Maricopa High School senior John Blodgett has received not one but two appointments to U.S. service academies.

Appointments are prestigious and exclusive. Competition is fierce just to get a nomination, which comes through a member of the U.S. Congress. The service academies then decide the appointments.

In Blodgett’s case, appointments came from the U.S. Military Academy at West Point and the U.S. Air Force Academy, presenting him with a rich choice for his future.

Blodgett is a cadet captain in MHS’s Air Force Junior ROTC program. He has been in the program for four years and is commander of the Mission Support Squadron. His instructor said working with Blodgett has been “a treat, a reward.”

“Oh, how refreshing it is to see Maricopa High School AFJROTC cadets that are passionate as well as professional about their role in defense of the United States and their community,” senior aerospace science instructor Lt. Col. Allen Kirksey said.

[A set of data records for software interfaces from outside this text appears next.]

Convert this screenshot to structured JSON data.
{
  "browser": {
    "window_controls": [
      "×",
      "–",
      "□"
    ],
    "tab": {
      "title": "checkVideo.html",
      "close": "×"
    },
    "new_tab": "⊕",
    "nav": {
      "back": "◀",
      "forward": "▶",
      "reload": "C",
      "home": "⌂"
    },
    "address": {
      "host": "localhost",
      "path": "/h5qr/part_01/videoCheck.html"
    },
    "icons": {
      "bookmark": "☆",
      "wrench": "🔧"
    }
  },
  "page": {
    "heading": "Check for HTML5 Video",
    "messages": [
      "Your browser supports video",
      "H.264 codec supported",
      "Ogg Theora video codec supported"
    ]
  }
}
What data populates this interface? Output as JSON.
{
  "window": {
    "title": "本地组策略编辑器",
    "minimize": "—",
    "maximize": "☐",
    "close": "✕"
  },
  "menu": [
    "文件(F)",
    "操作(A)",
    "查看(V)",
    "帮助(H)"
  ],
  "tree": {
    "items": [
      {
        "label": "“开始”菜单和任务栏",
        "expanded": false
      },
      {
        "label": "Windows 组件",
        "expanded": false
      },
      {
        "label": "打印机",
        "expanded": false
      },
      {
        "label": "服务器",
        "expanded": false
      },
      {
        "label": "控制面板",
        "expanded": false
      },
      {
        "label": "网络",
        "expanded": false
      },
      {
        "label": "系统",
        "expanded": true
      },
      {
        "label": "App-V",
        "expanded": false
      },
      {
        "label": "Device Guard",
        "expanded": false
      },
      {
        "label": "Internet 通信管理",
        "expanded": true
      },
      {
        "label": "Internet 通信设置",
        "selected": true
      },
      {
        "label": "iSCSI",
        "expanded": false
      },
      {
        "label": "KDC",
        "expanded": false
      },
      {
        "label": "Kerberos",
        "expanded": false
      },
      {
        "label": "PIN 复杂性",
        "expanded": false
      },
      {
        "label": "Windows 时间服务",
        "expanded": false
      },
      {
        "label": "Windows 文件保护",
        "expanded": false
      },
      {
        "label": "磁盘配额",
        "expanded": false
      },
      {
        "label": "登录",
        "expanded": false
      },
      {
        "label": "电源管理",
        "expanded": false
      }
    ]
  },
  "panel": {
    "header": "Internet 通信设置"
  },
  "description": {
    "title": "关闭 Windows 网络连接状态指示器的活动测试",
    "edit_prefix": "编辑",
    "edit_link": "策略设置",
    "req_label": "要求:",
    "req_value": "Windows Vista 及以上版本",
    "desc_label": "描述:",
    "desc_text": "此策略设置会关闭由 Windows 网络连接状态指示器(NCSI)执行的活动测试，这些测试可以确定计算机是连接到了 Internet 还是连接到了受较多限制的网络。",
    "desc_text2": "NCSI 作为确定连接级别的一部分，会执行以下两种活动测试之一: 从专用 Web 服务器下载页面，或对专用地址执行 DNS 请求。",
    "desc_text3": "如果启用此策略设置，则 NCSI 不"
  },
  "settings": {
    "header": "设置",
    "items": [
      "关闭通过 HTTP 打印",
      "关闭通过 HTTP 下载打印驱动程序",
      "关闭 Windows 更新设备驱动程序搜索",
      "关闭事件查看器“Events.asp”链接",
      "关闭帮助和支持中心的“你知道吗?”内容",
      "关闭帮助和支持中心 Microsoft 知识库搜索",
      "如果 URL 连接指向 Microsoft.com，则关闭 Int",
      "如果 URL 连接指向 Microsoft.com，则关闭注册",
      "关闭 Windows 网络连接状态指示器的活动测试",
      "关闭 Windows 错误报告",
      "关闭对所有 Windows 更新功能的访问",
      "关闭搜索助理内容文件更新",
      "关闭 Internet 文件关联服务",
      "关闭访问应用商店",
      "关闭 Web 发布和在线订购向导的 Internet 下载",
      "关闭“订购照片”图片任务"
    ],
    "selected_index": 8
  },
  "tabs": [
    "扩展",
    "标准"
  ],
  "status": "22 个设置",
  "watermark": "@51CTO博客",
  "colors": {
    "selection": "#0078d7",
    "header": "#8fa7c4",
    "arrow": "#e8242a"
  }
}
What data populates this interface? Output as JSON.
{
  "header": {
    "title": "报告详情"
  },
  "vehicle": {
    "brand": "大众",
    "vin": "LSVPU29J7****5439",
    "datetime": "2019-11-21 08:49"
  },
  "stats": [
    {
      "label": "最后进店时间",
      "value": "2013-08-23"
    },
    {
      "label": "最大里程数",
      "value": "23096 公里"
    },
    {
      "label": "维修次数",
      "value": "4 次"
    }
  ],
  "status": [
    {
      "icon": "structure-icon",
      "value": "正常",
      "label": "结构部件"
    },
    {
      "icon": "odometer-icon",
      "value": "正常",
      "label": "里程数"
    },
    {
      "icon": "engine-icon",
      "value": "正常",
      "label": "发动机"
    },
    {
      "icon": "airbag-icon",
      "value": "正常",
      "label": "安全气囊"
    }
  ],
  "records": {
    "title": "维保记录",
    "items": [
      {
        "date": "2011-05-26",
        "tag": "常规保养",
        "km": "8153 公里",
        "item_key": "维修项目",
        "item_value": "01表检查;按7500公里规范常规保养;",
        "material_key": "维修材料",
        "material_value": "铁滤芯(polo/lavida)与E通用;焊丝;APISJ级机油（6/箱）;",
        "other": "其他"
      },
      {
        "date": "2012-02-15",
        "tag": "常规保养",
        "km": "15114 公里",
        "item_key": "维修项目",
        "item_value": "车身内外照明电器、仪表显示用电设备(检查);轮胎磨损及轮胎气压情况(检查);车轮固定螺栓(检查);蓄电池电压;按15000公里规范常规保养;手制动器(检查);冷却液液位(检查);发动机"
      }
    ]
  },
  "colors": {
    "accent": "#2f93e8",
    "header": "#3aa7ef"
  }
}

Nominations involve academic achievement, extracurricular activities, leadership skills, physical aptitude, character and motivation.

“Master Sgt. Dishon Gregory and I have been mentoring Cadet Blodgett for the past year promoting academic

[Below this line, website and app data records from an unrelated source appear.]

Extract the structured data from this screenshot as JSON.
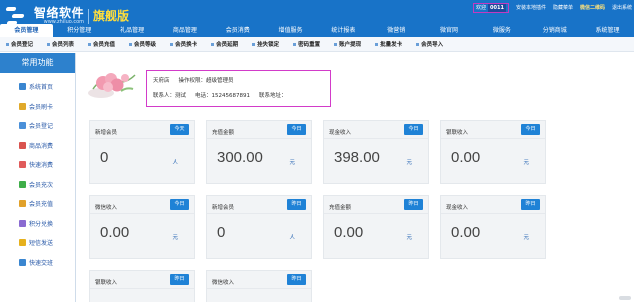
{
  "header": {
    "brand": "智络软件",
    "brand_sub": "www.zhiluo.com",
    "edition": "旗舰版",
    "welcome": "欢迎",
    "user_code": "0011",
    "links": [
      "安装本地插件",
      "隐藏菜单",
      "微信二维码",
      "退出系统"
    ]
  },
  "main_nav": [
    {
      "label": "会员管理",
      "active": true
    },
    {
      "label": "积分管理",
      "active": false
    },
    {
      "label": "礼品管理",
      "active": false
    },
    {
      "label": "商品管理",
      "active": false
    },
    {
      "label": "会员消费",
      "active": false
    },
    {
      "label": "增值服务",
      "active": false
    },
    {
      "label": "统计报表",
      "active": false
    },
    {
      "label": "微营销",
      "active": false
    },
    {
      "label": "微官网",
      "active": false
    },
    {
      "label": "微服务",
      "active": false
    },
    {
      "label": "分销商城",
      "active": false
    },
    {
      "label": "系统管理",
      "active": false
    }
  ],
  "sub_nav": [
    "会员登记",
    "会员列表",
    "会员充值",
    "会员等级",
    "会员换卡",
    "会员延期",
    "挂失锁定",
    "密码重置",
    "账户提现",
    "批量发卡",
    "会员导入"
  ],
  "sidebar": {
    "title": "常用功能",
    "items": [
      {
        "label": "系统首页",
        "icon": "home-icon",
        "color": "#3a86d0"
      },
      {
        "label": "会员刷卡",
        "icon": "card-icon",
        "color": "#e0a92a"
      },
      {
        "label": "会员登记",
        "icon": "user-add-icon",
        "color": "#4a90d9"
      },
      {
        "label": "商品消费",
        "icon": "cart-icon",
        "color": "#d9534f"
      },
      {
        "label": "快速消费",
        "icon": "fast-icon",
        "color": "#e05b5b"
      },
      {
        "label": "会员充次",
        "icon": "recharge-times-icon",
        "color": "#3fae49"
      },
      {
        "label": "会员充值",
        "icon": "recharge-icon",
        "color": "#e1a12a"
      },
      {
        "label": "积分兑换",
        "icon": "exchange-icon",
        "color": "#8a6bd1"
      },
      {
        "label": "短信发送",
        "icon": "sms-icon",
        "color": "#e6b11e"
      },
      {
        "label": "快速交班",
        "icon": "handover-icon",
        "color": "#3a86d0"
      }
    ]
  },
  "info": {
    "store": "天府店",
    "permission": "操作权限：超级管理员",
    "contact": "联系人：测试",
    "phone": "电话：15245687891",
    "address": "联系地址："
  },
  "cards": [
    {
      "title": "新增会员",
      "badge": "今天",
      "value": "0",
      "unit": "人"
    },
    {
      "title": "充值金额",
      "badge": "今日",
      "value": "300.00",
      "unit": "元"
    },
    {
      "title": "现金收入",
      "badge": "今日",
      "value": "398.00",
      "unit": "元"
    },
    {
      "title": "银联收入",
      "badge": "今日",
      "value": "0.00",
      "unit": "元"
    },
    {
      "title": "微信收入",
      "badge": "今日",
      "value": "0.00",
      "unit": "元"
    },
    {
      "title": "新增会员",
      "badge": "昨日",
      "value": "0",
      "unit": "人"
    },
    {
      "title": "充值金额",
      "badge": "昨日",
      "value": "0.00",
      "unit": "元"
    },
    {
      "title": "现金收入",
      "badge": "昨日",
      "value": "0.00",
      "unit": "元"
    },
    {
      "title": "银联收入",
      "badge": "昨日",
      "value": "",
      "unit": ""
    },
    {
      "title": "微信收入",
      "badge": "昨日",
      "value": "",
      "unit": ""
    }
  ],
  "colors": {
    "header_blue": "#1873c8",
    "accent_blue": "#1f82d6",
    "edition_yellow": "#ffde3b",
    "highlight_border": "#d23bc9"
  }
}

Blodgett has been a leader for the MHS cross country team. Photo by Raquel Hendrickson
Blodgett has been a leader for the MHS cross country team. Photo by Raquel Hendrickson

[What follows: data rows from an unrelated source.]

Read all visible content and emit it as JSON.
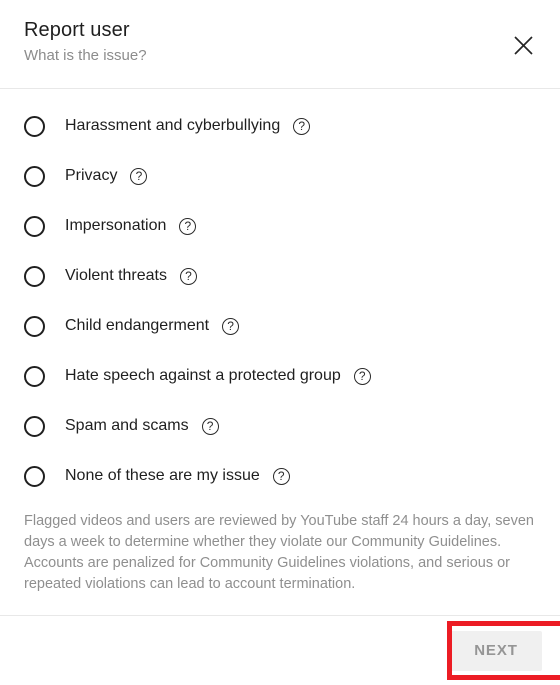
{
  "dialog": {
    "title": "Report user",
    "subtitle": "What is the issue?",
    "close_icon": "close-icon"
  },
  "options": [
    {
      "label": "Harassment and cyberbullying",
      "selected": false,
      "help": "?"
    },
    {
      "label": "Privacy",
      "selected": false,
      "help": "?"
    },
    {
      "label": "Impersonation",
      "selected": false,
      "help": "?"
    },
    {
      "label": "Violent threats",
      "selected": false,
      "help": "?"
    },
    {
      "label": "Child endangerment",
      "selected": false,
      "help": "?"
    },
    {
      "label": "Hate speech against a protected group",
      "selected": false,
      "help": "?"
    },
    {
      "label": "Spam and scams",
      "selected": false,
      "help": "?"
    },
    {
      "label": "None of these are my issue",
      "selected": false,
      "help": "?"
    }
  ],
  "disclaimer": "Flagged videos and users are reviewed by YouTube staff 24 hours a day, seven days a week to determine whether they violate our Community Guidelines. Accounts are penalized for Community Guidelines violations, and serious or repeated violations can lead to account termination.",
  "footer": {
    "next_label": "NEXT"
  },
  "annotation": {
    "color": "#ec1c24",
    "target": "next-button"
  }
}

excellence, leadership development, and officer career exploration and have seen his continuous growth and development,” Kirksey said. “Without a doubt, he is ready now for increased responsibilities as a West Point cadet.  He has learned how to take charge, demand the best of himself, accept responsibility, the importance of teamwork (leadership and followership), the value of diversity, and the ability to make a difference in his life and the lives of others.”

Blodgett has been a member of the cross country and track teams four years, competing in the state cross country meet the past two seasons. He received the RAM Leadership award four times – three in cross country and once in track.

He is a member of the National Honor Society, and this year is the club treasurer. He is a LINK leader, helping to mentor a group of 11 MHS freshmen, and a teacher assistant for the Career, College and Technology class. Blodgett is also a member of the Robotics team.

Kirksey said Blodgett’s “follow me” style of leadership was “nothing short of exceptional.”

After four years of education and training, academy graduates are obligated to serve in the military for five years. An academy enrollment has been valued by the Government Accountability Office at over $350,000.